ABOUT THIS EXERCISE -
Report the count of lines containing the word "Ghana" in these records, with no other text.

------------------------------

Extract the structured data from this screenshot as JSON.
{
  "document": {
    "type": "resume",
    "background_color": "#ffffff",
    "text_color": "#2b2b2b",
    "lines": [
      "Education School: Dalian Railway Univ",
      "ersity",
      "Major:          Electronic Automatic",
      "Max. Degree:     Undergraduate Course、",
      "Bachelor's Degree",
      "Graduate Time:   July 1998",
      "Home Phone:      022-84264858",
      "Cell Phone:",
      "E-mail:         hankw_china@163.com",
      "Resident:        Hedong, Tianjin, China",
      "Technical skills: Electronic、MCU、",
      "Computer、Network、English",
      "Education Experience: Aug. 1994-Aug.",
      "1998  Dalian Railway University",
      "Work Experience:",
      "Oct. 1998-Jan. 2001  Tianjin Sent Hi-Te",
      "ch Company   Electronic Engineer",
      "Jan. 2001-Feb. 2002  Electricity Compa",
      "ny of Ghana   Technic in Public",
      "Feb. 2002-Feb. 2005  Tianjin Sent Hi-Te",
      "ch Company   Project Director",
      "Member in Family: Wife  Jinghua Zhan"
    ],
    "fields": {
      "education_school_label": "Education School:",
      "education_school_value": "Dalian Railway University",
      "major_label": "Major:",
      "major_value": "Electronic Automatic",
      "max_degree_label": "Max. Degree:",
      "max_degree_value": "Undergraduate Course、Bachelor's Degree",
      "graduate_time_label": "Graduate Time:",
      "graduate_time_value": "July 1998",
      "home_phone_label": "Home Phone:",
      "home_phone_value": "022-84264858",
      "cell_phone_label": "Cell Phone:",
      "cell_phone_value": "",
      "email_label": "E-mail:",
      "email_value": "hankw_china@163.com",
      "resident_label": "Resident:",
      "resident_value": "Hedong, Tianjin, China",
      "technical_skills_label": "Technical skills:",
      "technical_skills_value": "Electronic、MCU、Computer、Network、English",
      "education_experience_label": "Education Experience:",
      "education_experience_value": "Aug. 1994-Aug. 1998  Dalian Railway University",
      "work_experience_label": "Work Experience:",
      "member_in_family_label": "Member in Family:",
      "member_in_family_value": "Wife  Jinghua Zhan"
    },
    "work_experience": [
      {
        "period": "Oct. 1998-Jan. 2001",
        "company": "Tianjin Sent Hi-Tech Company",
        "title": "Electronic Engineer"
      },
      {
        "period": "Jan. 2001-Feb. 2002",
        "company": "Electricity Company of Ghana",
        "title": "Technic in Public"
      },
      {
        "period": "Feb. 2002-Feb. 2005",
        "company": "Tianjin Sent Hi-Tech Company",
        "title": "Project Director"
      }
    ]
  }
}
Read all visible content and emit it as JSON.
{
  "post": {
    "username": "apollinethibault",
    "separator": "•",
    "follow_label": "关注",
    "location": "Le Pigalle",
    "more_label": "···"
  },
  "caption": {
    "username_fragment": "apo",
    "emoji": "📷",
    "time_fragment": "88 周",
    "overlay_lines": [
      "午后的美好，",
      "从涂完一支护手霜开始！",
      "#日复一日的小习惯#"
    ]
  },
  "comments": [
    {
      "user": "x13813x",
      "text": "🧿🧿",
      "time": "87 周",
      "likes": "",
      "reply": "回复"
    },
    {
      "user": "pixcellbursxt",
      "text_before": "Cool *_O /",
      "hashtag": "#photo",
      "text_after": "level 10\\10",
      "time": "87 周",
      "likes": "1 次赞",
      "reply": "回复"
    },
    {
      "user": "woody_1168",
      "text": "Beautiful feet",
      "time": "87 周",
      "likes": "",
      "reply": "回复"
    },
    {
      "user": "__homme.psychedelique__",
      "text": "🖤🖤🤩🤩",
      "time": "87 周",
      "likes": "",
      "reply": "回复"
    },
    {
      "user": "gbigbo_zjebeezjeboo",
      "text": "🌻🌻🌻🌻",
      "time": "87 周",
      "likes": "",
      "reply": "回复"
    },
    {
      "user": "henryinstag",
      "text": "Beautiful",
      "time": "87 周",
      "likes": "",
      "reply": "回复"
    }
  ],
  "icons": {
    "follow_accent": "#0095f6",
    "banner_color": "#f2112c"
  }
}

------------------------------

SOLUTION TO THIS EXERCISE -
2